Excerpts from a dataset
────────
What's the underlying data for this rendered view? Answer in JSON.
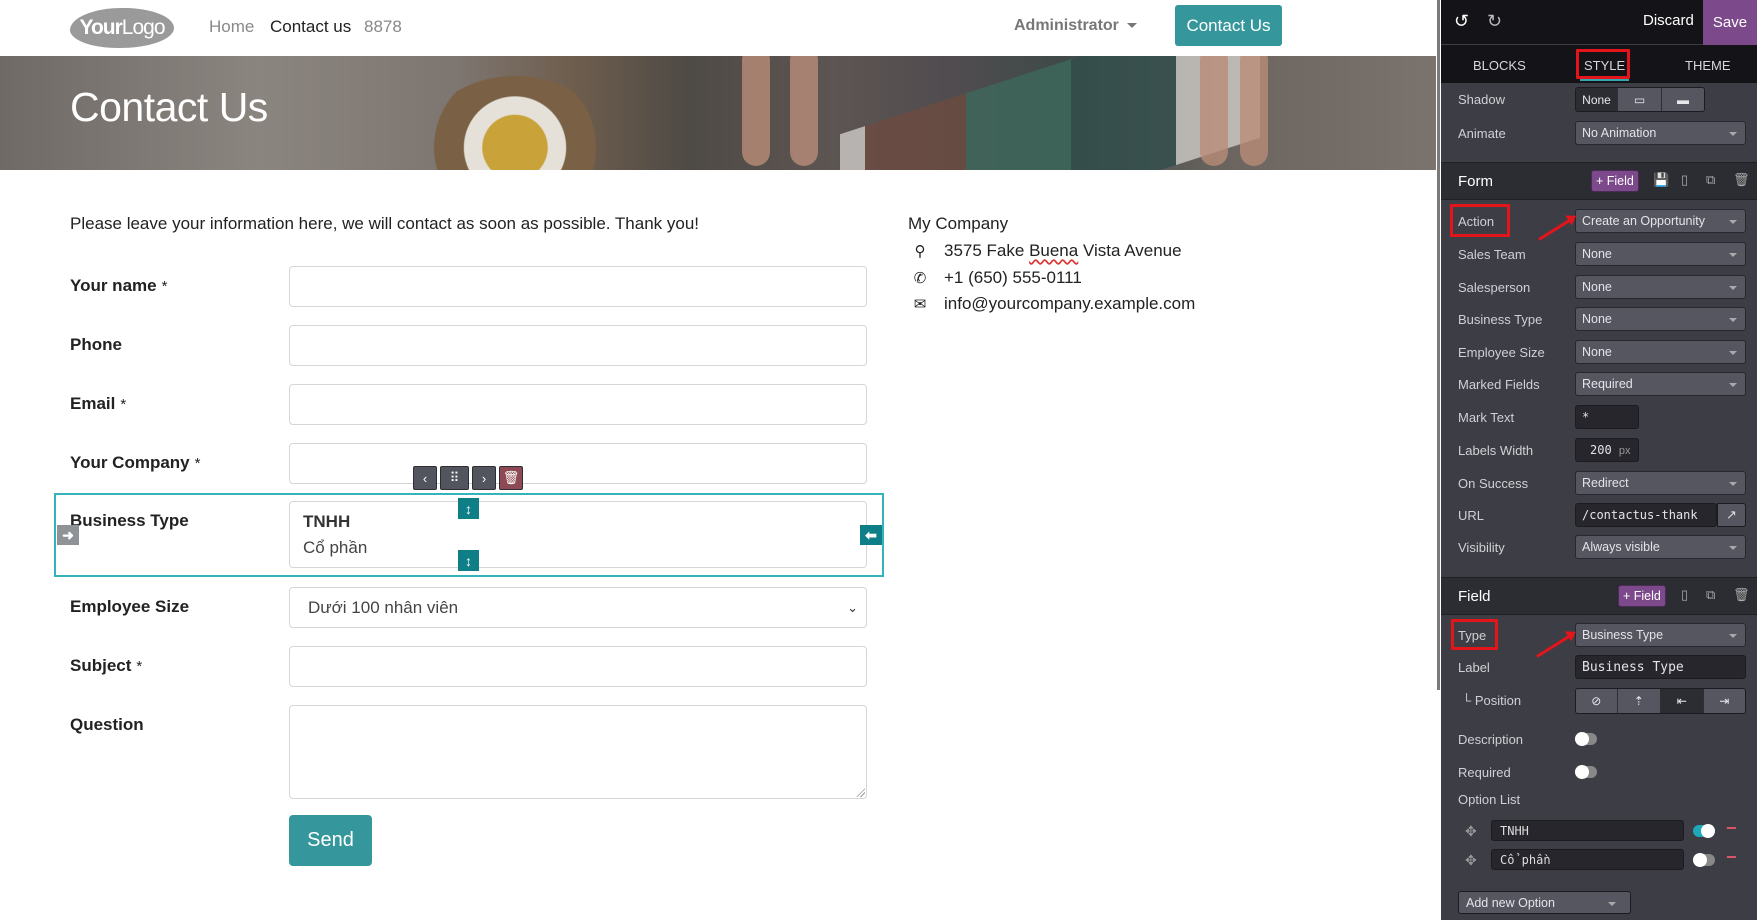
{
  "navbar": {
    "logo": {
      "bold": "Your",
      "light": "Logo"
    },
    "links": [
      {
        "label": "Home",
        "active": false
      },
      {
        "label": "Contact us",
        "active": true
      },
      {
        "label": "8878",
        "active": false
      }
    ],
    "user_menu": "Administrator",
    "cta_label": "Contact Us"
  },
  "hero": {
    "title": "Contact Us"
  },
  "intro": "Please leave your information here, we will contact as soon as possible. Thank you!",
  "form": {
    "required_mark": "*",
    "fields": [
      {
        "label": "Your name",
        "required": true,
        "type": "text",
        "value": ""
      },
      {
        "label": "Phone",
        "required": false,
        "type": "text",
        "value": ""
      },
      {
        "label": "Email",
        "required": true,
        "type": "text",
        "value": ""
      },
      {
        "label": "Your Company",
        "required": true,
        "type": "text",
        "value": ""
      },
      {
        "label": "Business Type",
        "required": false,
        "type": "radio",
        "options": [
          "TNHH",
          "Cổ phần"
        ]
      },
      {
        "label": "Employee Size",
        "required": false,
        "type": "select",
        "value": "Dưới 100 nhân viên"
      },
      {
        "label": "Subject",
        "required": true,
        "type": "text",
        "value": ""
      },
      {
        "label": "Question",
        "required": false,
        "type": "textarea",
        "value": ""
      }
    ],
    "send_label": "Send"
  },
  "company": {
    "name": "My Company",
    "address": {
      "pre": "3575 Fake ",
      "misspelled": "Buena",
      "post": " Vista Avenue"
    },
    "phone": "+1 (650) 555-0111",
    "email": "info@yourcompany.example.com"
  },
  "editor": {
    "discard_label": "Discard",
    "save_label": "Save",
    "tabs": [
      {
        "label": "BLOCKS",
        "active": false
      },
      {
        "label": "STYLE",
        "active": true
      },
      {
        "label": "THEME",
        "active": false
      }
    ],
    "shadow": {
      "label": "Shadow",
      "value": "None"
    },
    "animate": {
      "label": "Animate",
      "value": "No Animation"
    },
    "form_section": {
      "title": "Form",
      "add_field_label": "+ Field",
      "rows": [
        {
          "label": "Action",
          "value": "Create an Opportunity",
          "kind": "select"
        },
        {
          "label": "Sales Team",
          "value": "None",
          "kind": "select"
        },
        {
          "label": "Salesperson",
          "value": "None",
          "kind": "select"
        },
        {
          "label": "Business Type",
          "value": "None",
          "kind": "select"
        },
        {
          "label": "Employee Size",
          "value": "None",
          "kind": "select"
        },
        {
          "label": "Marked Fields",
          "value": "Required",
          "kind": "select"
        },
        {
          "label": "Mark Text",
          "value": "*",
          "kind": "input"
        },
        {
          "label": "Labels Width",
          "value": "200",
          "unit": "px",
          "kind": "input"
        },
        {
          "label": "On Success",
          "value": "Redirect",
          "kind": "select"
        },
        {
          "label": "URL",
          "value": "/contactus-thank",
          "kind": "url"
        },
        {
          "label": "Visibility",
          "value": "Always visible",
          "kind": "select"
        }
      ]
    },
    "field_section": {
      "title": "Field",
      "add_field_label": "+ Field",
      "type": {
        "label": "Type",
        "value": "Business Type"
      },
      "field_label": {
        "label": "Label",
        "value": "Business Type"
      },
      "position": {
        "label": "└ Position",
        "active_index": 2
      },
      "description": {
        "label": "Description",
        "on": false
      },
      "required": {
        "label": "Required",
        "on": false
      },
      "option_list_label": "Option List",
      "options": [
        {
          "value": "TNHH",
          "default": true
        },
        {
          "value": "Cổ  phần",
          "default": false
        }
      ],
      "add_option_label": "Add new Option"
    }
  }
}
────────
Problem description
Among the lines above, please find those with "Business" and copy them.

Written solution
        "label": "Business Type",
          "label": "Business Type",
        "value": "Business Type"
        "value": "Business Type"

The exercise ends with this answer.